There is also, in the stories out there in the world, the hope of a meaningful life despite the heartbreak, the hope for a friendship with the object of your affection, the hope for healing and for love with someone else, the hope that one day you might even desire that.


They also offer hope. Sometimes, in the denial phrase of grief, I want to feed my soul with stories of impossible love that nonetheless worked out.  But that’s not the only kind of hope, nor perhaps is it the most important. There is also, in the stories out there in the world, the hope of a meaningful life despite the heartbreak, the hope for a friendship with the object of your affection, the hope for healing and for love with someone else, the hope that one day you might even desire that.

Books can also offer what many of us so long to hear when our hearts are aching: I understand. In the days and weeks, even months, after I met this man, I searched the quotes section on Goodreads over and over, desperate for words that would express something of what I felt. I’m not sure why: to legitimate my emotions, to explain them to myself or to others, to feel less alone and less crazy? Probably all of those things.


I ended up writing a whole novel around this idea, and I’m still not sure I have the answer, but questions like this are valuable to think about, to journal about, to ponder as we process what’s going on inside us so that we can move on.


Books clue us in to what might be our emotional journey, illuminating the path ahead. Take, for example, Christina Haag’s beautiful memoir of her time with JFK Jr, Come to the Edge. “I did not know how long it took to get over such a love,” she writes, “and that even when you did, when you loved again, you would always carry a sliver of it in your stitched-together heart.” There is so much wisdom in that.  There’s also a signpost for what’s to come for me. And hope of a different kind: permission to move on because moving on does not invalidate what I once felt. It has forever changed me, and I will carry that with me through my life.

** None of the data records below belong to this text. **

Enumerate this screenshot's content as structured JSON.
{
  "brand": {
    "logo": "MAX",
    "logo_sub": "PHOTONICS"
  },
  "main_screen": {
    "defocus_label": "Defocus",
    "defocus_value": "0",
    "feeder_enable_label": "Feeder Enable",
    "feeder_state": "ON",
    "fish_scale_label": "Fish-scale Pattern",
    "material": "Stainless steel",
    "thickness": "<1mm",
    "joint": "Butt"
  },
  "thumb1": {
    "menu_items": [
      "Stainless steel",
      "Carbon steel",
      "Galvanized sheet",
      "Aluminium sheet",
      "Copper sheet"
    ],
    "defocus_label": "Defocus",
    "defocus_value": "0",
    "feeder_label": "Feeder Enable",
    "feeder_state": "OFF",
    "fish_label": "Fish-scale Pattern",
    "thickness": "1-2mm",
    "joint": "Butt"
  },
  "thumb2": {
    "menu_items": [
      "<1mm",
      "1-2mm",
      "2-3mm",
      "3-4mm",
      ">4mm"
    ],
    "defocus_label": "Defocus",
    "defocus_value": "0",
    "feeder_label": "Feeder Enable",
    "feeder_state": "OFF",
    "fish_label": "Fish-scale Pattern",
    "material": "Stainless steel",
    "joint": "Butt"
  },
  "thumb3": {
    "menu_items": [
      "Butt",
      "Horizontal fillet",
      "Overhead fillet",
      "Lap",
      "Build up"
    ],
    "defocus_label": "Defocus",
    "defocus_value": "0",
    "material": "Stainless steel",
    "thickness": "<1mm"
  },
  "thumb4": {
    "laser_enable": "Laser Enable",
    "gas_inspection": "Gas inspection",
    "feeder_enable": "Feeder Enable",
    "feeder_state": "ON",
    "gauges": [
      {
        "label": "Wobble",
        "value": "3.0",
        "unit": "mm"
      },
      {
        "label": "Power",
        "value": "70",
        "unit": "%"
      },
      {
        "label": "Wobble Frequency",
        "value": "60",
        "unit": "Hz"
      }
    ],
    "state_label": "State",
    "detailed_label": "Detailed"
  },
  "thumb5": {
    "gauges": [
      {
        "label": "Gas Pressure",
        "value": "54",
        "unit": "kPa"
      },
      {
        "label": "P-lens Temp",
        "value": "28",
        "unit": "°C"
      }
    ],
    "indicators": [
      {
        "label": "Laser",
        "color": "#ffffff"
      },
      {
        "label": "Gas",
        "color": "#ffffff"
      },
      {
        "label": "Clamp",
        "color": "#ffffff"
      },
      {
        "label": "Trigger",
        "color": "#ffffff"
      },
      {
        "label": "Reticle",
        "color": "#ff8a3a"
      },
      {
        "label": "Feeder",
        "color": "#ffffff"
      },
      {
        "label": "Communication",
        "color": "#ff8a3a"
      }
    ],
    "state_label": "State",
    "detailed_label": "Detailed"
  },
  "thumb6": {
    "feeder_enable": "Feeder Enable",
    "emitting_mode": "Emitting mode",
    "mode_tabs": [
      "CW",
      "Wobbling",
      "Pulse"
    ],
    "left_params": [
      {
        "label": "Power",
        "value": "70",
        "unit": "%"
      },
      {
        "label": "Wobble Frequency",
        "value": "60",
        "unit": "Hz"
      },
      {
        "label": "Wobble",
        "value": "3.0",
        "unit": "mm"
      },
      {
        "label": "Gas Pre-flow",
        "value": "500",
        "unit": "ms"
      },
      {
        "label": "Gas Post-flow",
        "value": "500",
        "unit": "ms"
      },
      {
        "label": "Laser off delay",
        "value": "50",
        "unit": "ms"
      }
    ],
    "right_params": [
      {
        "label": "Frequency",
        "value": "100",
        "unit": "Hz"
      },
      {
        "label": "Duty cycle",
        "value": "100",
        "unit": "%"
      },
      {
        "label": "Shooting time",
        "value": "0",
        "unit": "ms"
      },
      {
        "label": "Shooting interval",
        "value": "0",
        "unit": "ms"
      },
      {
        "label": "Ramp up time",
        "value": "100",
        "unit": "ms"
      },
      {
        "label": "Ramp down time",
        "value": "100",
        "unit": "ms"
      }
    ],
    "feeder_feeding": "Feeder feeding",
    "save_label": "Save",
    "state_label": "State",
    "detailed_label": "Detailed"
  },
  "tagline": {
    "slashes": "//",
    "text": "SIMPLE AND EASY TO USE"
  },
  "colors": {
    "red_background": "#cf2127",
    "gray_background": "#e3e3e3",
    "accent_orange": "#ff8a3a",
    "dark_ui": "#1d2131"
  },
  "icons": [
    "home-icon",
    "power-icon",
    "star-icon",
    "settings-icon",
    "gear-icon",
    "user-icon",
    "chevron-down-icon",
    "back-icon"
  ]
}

Books can also help us to process. “Why is love intensified by absence?” Clare asks in The Time Traveler’s Wife. Or, elsewhere, “But don’t you think that it’s better to be extremely happy for a short while, even if you lose it, than to be just okay for your whole life?” I ended up writing a whole novel around this idea, and I’m still not sure I have the answer, but questions like this are valuable to think about, to journal about, to ponder as we process what’s going on inside us so that we can move on.

Because, as the narrator puts it in Arthur Phillips’ haunting, tender The Song Is You, “How much of life could he spend aching? Aching is not a stable condition; it must resolve into something.” In the end, he might be right. And books are there for us, to help this resolution.